- **What this task involves**: Check every line of the data below for the string "合同管理", and copy the ones that hold it.

......

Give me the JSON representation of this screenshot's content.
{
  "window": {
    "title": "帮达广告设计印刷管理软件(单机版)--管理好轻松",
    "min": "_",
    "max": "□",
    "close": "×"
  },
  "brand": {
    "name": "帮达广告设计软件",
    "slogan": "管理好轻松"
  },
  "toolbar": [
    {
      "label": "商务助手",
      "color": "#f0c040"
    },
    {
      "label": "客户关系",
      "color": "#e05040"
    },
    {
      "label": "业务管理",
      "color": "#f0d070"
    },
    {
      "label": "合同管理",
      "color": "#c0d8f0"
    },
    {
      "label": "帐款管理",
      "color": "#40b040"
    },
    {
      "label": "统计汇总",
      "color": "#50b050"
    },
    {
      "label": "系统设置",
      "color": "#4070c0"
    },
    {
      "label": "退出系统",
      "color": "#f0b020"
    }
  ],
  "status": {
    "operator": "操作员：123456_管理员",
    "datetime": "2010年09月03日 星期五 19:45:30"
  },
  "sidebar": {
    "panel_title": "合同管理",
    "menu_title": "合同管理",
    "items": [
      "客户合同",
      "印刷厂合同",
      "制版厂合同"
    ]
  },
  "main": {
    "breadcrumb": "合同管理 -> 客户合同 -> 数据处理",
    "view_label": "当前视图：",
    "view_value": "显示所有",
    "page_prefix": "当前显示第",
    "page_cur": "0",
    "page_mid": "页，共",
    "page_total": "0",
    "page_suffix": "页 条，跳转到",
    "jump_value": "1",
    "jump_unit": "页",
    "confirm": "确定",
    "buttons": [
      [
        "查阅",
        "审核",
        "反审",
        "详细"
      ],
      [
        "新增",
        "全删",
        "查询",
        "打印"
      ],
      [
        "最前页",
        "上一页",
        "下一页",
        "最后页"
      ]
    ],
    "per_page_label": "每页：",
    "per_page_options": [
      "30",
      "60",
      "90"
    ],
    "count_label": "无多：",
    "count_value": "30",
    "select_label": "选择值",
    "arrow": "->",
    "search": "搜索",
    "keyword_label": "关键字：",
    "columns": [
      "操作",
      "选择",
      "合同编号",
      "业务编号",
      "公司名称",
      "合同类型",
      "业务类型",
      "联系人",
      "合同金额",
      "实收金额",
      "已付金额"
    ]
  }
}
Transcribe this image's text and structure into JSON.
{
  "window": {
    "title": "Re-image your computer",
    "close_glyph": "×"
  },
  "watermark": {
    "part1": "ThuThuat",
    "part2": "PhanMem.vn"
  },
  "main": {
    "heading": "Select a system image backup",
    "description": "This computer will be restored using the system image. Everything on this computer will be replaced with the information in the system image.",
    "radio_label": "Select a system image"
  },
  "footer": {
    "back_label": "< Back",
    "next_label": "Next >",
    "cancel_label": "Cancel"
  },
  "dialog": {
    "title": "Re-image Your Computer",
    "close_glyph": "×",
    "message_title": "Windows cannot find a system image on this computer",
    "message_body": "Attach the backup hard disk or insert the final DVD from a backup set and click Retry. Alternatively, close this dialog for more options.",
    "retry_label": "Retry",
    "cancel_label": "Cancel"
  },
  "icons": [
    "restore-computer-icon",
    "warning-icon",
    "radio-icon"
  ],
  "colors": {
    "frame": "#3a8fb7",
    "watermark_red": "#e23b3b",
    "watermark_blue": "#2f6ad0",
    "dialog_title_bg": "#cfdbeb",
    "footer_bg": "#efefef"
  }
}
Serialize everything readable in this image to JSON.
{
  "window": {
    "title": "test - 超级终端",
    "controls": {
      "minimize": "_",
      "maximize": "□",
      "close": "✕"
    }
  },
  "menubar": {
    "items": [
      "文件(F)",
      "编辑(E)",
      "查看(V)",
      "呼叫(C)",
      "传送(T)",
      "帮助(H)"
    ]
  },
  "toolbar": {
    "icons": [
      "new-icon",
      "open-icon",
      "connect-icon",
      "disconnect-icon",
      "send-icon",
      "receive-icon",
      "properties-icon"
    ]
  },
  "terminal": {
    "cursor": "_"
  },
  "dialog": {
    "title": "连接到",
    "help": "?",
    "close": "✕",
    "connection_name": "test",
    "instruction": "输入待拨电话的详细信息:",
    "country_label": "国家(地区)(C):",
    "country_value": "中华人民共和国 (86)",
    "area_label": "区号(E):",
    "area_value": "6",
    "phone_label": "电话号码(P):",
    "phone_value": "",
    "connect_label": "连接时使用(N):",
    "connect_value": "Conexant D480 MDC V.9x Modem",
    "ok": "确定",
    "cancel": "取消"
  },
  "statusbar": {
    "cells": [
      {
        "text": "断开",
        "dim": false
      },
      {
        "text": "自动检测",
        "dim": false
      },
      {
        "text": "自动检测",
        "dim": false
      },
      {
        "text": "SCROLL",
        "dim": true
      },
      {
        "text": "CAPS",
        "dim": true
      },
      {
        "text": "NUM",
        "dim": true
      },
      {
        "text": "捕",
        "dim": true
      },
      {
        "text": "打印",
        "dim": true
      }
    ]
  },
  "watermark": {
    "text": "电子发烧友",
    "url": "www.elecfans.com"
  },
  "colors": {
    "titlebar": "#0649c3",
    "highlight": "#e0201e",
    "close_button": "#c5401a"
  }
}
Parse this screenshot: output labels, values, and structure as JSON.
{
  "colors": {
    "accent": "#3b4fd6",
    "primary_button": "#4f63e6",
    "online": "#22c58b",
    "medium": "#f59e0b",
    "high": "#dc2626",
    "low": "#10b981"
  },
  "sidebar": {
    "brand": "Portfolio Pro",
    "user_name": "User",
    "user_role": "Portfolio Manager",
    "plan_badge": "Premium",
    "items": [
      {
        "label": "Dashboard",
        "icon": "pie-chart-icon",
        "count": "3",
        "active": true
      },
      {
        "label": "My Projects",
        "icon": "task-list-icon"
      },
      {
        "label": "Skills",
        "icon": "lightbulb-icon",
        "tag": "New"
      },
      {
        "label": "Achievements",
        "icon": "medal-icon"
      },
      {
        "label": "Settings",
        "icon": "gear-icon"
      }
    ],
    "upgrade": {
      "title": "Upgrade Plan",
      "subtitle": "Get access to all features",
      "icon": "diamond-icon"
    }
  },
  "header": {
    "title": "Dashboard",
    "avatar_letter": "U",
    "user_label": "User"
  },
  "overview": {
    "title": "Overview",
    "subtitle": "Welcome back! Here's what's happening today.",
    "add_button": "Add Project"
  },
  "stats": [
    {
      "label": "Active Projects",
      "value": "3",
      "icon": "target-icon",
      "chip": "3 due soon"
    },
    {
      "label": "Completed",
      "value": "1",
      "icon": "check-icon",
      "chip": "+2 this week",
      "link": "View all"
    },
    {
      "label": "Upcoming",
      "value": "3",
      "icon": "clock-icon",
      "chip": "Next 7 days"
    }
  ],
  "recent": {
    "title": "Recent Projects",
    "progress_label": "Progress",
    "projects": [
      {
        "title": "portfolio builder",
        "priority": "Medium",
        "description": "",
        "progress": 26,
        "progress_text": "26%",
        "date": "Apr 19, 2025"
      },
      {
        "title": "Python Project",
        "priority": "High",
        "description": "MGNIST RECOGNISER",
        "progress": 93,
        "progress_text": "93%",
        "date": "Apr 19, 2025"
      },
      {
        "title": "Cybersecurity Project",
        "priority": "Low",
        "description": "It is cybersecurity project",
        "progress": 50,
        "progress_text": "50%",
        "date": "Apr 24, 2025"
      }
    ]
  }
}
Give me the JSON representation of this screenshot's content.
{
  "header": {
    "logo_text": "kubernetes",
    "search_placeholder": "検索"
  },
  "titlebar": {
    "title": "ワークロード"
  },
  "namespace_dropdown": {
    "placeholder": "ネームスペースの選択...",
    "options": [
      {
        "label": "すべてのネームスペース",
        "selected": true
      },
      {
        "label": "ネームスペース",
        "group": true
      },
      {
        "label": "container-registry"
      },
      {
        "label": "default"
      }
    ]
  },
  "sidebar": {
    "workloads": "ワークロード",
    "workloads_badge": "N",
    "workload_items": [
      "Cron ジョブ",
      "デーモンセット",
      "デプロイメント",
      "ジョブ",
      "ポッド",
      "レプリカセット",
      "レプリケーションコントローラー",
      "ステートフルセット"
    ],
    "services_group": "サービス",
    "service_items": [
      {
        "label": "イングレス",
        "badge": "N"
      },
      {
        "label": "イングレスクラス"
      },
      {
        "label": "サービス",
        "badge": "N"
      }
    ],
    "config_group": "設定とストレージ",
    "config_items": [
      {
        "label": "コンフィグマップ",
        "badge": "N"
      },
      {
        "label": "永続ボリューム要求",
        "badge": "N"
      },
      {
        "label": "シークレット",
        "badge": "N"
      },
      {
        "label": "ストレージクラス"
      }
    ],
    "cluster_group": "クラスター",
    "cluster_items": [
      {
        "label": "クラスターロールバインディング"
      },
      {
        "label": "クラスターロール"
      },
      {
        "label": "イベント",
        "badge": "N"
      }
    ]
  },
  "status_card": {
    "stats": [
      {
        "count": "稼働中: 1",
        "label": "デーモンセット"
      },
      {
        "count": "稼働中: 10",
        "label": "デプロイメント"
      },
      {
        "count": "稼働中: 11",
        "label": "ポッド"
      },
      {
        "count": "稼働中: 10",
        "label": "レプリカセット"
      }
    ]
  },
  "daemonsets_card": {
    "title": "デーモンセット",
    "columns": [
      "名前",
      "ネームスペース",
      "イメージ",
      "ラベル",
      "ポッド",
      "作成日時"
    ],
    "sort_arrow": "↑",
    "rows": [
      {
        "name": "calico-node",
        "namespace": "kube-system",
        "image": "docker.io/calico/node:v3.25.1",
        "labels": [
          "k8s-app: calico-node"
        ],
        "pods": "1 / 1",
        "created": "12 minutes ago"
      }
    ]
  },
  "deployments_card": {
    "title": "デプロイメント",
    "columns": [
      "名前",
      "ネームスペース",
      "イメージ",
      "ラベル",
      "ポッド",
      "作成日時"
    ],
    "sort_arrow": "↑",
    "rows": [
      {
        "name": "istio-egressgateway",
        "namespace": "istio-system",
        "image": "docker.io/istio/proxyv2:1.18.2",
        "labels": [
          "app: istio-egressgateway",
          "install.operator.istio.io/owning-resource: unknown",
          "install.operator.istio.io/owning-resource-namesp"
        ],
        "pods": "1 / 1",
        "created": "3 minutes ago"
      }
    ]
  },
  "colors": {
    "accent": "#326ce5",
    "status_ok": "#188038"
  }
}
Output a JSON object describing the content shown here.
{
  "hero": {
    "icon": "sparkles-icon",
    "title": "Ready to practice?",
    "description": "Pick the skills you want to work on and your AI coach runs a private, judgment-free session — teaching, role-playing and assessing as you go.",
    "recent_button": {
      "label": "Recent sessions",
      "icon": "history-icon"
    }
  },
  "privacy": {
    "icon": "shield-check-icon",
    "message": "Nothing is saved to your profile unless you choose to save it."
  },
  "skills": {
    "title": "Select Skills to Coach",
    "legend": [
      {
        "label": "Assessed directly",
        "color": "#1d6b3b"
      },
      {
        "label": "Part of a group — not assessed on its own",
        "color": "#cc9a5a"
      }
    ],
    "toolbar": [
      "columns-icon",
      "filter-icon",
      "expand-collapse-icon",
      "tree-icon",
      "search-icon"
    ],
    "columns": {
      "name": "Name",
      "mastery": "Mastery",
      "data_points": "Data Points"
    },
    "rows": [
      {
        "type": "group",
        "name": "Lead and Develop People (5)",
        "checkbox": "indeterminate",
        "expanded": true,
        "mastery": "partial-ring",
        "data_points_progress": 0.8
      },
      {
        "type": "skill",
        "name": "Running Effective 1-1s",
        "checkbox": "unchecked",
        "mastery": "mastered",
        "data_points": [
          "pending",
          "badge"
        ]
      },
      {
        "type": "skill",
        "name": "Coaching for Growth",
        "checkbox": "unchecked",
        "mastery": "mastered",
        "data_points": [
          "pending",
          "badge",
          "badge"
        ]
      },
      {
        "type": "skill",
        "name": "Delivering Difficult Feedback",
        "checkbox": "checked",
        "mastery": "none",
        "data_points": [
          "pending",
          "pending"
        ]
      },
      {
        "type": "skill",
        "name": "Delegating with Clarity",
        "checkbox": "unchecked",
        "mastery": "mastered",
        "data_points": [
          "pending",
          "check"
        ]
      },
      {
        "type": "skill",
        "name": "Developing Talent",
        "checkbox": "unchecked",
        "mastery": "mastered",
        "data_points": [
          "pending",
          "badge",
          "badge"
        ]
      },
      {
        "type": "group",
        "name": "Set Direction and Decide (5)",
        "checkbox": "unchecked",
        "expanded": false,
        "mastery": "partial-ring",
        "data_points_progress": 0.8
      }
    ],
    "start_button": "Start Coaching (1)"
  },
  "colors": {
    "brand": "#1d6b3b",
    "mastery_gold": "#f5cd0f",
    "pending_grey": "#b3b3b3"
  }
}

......

- **Answer box**:
      "label": "合同管理",
    "panel_title": "合同管理",
    "menu_title": "合同管理",
    "breadcrumb": "合同管理 -> 客户合同 -> 数据处理",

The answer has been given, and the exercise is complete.